This is remarkably similar to a practice I've had for the last 2 years. Having a fixed weekend morning to review the week and make tweaks. I've not experimented with time tracking as you have though, I'll check it out. Thanks for sharing!

Some things I do

  • Give weekly awards for songs, tv shows, books, podcast episodes, etc and then pick a "X of the year" from the nominees on New year's
  • Have a segment "prayers to a future self" where I enter into a explicit dialogue between different time slices of yourself. V interesting to see the excuses employee you makes to manager you.
  • Use a habit tracker like "streaks" or "uHabit" to have an explicit tracker for days where I met my sleep, exercise and nutrition targets
comment by sambo1 · 2020-06-23T14:30:59.049Z · LW(p) · GW(p)

Would you mind sharing your favourite life advice essays?

comment by Derek M. Jones (Derek-Jones) · 2020-06-21T16:18:01.241Z · LW(p) · GW(p)

You are one of the few people with the discipline to record what they do and create todo lists. I could not keep this up for a week. Do you try to estimate the time it will take to complete a task?

Have you done any global analysis of your data? I analyse software engineering data and am always on the lookout for more data. I offer a free analysis, provided the data can be made public (in anonymous form). Here is one I did earlier:

http://shape-of-code.coding-guidelines.com/2019/12/15/the-renzo-pomodoro-dataset/

Replies from: benkuhn, eukaryote
comment by benkuhn · 2020-06-21T19:45:07.494Z · LW(p) · GW(p)

I have almost no discipline, I've just spent a lot of time making my habits take so little effort that that doesn't matter :) Figuring out how to make it easy for myself to prioritize, and stick to those priorities, every day is actually a common recurring weekly review topic!

(I considered laying out my particular set of todo-related habits, but I don't think they'd be very helpful to anyone else because of how personal it is—the important part is thinking about it a lot from the perspective of "how can I turn this into a habit that doesn't require discipline for me," not whatever idiosyncratic system you end up with.)

comment by eukaryote · 2020-06-21T18:55:12.808Z · LW(p) · GW(p)

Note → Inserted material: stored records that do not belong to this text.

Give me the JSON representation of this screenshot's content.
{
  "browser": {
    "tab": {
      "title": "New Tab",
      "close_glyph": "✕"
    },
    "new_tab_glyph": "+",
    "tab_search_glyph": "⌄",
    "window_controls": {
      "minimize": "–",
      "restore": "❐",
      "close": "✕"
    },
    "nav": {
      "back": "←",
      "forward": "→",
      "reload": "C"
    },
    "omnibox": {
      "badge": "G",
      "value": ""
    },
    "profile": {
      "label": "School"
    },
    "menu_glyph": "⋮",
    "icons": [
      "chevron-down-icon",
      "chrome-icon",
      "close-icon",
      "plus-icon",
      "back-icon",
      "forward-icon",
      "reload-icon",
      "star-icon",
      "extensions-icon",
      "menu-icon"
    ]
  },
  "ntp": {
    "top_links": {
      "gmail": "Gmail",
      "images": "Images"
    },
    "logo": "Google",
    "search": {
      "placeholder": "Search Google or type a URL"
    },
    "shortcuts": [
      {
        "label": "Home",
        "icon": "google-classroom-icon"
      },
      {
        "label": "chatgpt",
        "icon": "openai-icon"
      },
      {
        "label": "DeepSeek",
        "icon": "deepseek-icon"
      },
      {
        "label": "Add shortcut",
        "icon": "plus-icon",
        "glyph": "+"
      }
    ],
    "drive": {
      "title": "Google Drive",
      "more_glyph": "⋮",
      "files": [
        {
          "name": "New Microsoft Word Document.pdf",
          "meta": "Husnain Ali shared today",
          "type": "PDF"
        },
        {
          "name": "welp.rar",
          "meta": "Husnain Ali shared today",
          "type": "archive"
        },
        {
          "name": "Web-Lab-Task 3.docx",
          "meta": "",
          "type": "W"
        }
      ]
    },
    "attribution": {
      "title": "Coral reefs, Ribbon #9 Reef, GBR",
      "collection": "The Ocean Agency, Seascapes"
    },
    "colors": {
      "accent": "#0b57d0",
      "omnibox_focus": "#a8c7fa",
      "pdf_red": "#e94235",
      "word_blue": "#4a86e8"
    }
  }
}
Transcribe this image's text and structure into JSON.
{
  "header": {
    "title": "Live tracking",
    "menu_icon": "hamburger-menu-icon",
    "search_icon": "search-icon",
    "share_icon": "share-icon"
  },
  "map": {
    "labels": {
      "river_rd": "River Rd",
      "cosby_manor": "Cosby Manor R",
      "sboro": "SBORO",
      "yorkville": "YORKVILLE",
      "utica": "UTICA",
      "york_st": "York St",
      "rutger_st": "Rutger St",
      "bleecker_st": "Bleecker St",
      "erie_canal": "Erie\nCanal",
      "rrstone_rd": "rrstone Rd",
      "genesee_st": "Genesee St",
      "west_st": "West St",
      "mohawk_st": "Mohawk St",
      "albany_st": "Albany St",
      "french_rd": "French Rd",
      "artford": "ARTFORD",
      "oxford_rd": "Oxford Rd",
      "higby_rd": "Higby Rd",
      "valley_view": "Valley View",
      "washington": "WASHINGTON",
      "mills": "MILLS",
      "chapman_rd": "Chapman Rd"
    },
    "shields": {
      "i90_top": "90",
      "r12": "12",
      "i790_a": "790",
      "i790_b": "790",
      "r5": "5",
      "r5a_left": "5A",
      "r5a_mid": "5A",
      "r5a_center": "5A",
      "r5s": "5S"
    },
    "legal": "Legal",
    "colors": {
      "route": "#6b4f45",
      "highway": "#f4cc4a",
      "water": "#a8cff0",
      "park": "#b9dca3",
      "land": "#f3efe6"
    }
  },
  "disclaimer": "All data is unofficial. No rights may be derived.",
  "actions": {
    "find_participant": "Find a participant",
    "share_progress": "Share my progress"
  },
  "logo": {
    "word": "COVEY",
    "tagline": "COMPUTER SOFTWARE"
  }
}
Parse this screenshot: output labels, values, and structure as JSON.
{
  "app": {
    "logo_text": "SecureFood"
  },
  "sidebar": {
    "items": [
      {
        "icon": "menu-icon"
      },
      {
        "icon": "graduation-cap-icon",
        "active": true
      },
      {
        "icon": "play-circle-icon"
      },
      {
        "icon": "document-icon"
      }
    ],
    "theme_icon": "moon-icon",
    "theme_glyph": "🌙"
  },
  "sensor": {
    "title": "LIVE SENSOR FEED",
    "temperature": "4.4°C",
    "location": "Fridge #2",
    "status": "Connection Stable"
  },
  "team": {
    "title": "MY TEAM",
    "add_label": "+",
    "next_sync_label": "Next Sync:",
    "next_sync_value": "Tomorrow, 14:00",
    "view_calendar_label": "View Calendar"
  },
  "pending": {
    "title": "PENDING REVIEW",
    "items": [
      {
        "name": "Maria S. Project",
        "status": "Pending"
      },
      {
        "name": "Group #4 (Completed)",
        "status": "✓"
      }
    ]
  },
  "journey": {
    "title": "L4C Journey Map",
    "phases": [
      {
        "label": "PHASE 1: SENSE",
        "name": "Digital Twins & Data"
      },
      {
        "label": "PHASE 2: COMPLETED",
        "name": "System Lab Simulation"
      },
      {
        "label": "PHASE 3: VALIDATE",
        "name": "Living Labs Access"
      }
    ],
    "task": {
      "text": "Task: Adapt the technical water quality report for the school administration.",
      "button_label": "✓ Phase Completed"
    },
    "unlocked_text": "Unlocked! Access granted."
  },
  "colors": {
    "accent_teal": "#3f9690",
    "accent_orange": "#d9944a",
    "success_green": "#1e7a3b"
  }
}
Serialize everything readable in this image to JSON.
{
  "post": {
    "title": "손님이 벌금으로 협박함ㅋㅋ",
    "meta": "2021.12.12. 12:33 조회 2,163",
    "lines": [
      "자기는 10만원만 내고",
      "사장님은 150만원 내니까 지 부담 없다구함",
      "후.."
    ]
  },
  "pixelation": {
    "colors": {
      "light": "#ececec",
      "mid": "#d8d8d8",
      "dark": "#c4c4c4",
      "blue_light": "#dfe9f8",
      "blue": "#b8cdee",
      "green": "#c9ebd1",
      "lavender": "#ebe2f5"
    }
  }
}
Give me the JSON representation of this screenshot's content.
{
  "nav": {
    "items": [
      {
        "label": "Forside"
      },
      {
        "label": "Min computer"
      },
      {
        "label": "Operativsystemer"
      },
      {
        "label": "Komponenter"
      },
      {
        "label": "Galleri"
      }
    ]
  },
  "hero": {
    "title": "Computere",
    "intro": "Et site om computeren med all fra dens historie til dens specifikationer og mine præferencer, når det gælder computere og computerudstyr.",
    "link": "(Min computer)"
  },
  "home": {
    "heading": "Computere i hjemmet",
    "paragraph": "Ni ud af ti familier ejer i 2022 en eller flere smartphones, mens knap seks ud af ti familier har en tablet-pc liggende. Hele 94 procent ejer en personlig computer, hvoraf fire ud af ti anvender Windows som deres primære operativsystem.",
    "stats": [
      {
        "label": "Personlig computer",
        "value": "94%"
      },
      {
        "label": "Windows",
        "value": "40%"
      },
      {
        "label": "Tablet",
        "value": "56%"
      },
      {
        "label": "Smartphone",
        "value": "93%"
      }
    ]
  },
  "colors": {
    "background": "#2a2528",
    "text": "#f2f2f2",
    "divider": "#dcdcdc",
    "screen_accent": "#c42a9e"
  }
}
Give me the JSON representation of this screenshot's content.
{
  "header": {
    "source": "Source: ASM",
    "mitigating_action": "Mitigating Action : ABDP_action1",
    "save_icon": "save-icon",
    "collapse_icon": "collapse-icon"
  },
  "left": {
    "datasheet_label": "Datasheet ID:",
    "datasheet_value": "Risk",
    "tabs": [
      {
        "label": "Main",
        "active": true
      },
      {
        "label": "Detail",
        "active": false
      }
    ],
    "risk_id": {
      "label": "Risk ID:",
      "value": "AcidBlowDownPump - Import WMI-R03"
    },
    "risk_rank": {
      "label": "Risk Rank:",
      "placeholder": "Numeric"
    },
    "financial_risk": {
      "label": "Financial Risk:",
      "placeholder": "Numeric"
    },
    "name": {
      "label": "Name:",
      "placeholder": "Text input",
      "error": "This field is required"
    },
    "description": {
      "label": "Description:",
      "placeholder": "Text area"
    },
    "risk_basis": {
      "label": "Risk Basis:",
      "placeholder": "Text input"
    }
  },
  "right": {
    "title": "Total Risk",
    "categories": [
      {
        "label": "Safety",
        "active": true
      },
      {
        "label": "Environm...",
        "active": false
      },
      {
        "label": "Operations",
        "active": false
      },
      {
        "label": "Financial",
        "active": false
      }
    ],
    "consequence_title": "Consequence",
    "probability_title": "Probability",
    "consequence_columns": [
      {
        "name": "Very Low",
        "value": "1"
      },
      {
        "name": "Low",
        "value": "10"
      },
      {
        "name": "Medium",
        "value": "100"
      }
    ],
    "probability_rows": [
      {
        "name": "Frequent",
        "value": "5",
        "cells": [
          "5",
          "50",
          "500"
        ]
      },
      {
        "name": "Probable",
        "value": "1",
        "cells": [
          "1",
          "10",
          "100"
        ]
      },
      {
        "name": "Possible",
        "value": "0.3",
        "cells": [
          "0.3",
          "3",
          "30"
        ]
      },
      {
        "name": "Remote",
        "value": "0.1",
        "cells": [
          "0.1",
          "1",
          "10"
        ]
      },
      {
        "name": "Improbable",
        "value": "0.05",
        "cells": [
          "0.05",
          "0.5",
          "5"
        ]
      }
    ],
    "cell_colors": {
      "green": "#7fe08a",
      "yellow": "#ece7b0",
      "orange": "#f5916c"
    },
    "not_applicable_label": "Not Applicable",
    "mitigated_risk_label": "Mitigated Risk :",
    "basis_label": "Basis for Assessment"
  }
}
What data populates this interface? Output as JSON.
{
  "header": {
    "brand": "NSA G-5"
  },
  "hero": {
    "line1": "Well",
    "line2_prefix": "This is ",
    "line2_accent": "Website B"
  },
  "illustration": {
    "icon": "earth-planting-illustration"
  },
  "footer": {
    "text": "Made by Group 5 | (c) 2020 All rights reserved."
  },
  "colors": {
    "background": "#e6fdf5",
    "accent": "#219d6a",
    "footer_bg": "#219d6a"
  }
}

You might look into bullet journalling - a lot of people find it a pretty helpful and low-mental-effort way to keep to-do lists and record what they do.